How to Re-mortar Brick Steps | Video
How to Re-mortar Brick Steps
Exposure to the elements can take their toll and you may need to re-mortar brick steps. Instead of hiring a pro to replace crumbling mortar, you can easily re-mortar brick steps and do it yourself over the course of a weekend. Known in the trade as tuck pointing, the process of re-mortar involves grinding out old mortar and troweling in new mortar. The result is a set of brick steps that look brand new. Here’s what you’ll need for this inexpensive intermediate level project:
- Pump Sprayer
- Scrub Brush
- ¼” Cold Chisel
- 4 ½” Angle Grinder
- 4 ½” Diamond Blade
- Shop Vacuum
- Mortar Tub
- 5 ½” Masonry Trowel
- Tuck-Pointing Trowel
- Masonry Brush (1/4-3/8”)
- Mortar Mix
- Muriatic Acid
When taking on this DIY task, be sure to equip yourself with the proper safety gear. We’ll let you know throughout the video when you should and should not use the safety gear.
Prep the grinder. Start by equipping your angle grinder with a four-and-a-half-inch segmented diamond blade. Adjust the guard so it’s comfortable to hold the grinder at an angle to the steps.
Grind out the mortar. Put on eye protection, a dust mask, and work gloves, and begin grinding out the old mortar, being careful not to damage the brick. Grind about three fourths of an inch to one inch into each joint. You may have to readjust the blade guard as you work on the front of each step. Have a helper, also equipped with safety glasses, gloves, and a dust mask, hold the shop vac next to each joint as you work to remove dust and debris.
Chisel out the mortar in awkward spots. Some areas, like along the bottom of each riser, will be impossible to reach with a grinder. Use a hand chisel for these spots.
Brush out the joints. Remove bits of old mortar with a masonry brush and shop vac.
Mix the mortar. Pour your mortar mix into a masonry tub. Then, add the appropriate amount of sand, using a ratio of one part mortar mix to three parts sand. Mix the mortar and sand together. Make a bowl-like indentation and pour in the recommended amount of water. Thoroughly mix the mortar with a hoe until there are no dry pockets. When your mortar briefly sticks to your trowel as you flip it over, you’re ready to go.
Apply mortar.
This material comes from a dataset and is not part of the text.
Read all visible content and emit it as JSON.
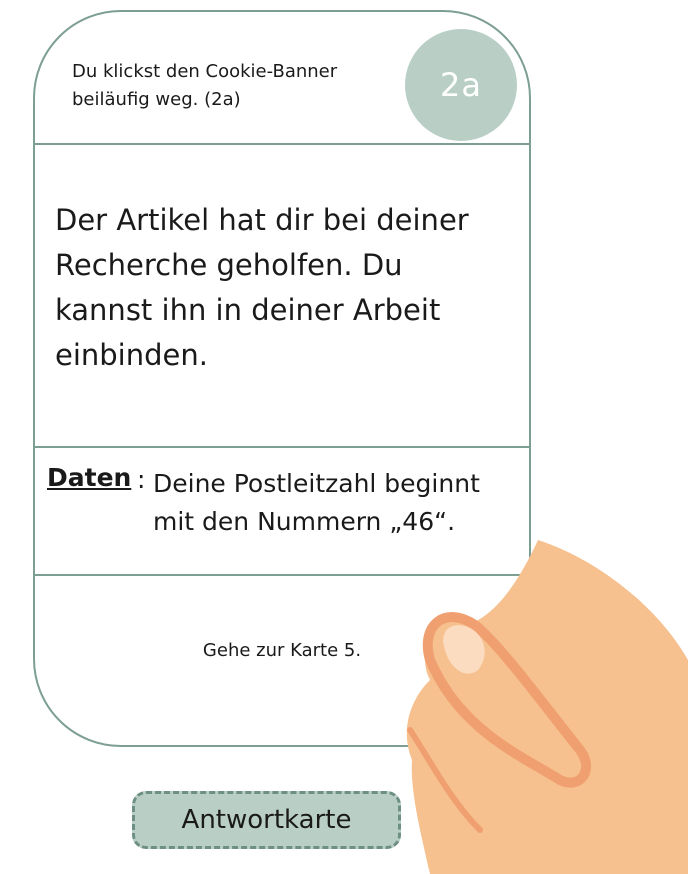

Take a small scoop of mortar with the top of your trowel and use it as mortar board to load your joints. Cut a long slice of mortar and push it into the joint with a one fourth to three eights inch top pointing trowel. Work the mortar in, filling the joint completely.
Smooth the step joints. Use the tub pointing trowel to smooth the mortar so it’s even with the brick. Remove the excess mortar immediately, as it can stain the brick.
Mortar the riser joints. Filling joints on risers requires a slightly different technique. Hold the trowel sideways to scoop the mortar into the joint, working from the bottom up. Smooth the mortar even with the brick surface, again, being careful to remove all excess.
Smooth mortar. To keep water from the base of the riser, add mortar and use the trowel handle to make smoothly rounded indentations between each step and riser.
Brush any excess. As you complete each step, use a masonry brush to get rid of any bits of mortar. The brush is just stiff enough to do the job but not too stiff that it will mar your joints.
Final cleaning. After your mortar cures per manufacturer instructions, dilute muriatic acid with water, once again following manufacturer instructions. Equip yourself with long sleeves, eye protection, and rubber gloves. Then, stray the stairs with the mixture. Use a concrete broom to remove any remaining bits of mortar and prevent staining. Leave the solution on the steps according to instructions. After cleaning all re-mortared areas, wash off the acid solution with a hose.
Your repair is complete. Step back and admire your newly re-mortared brick steps.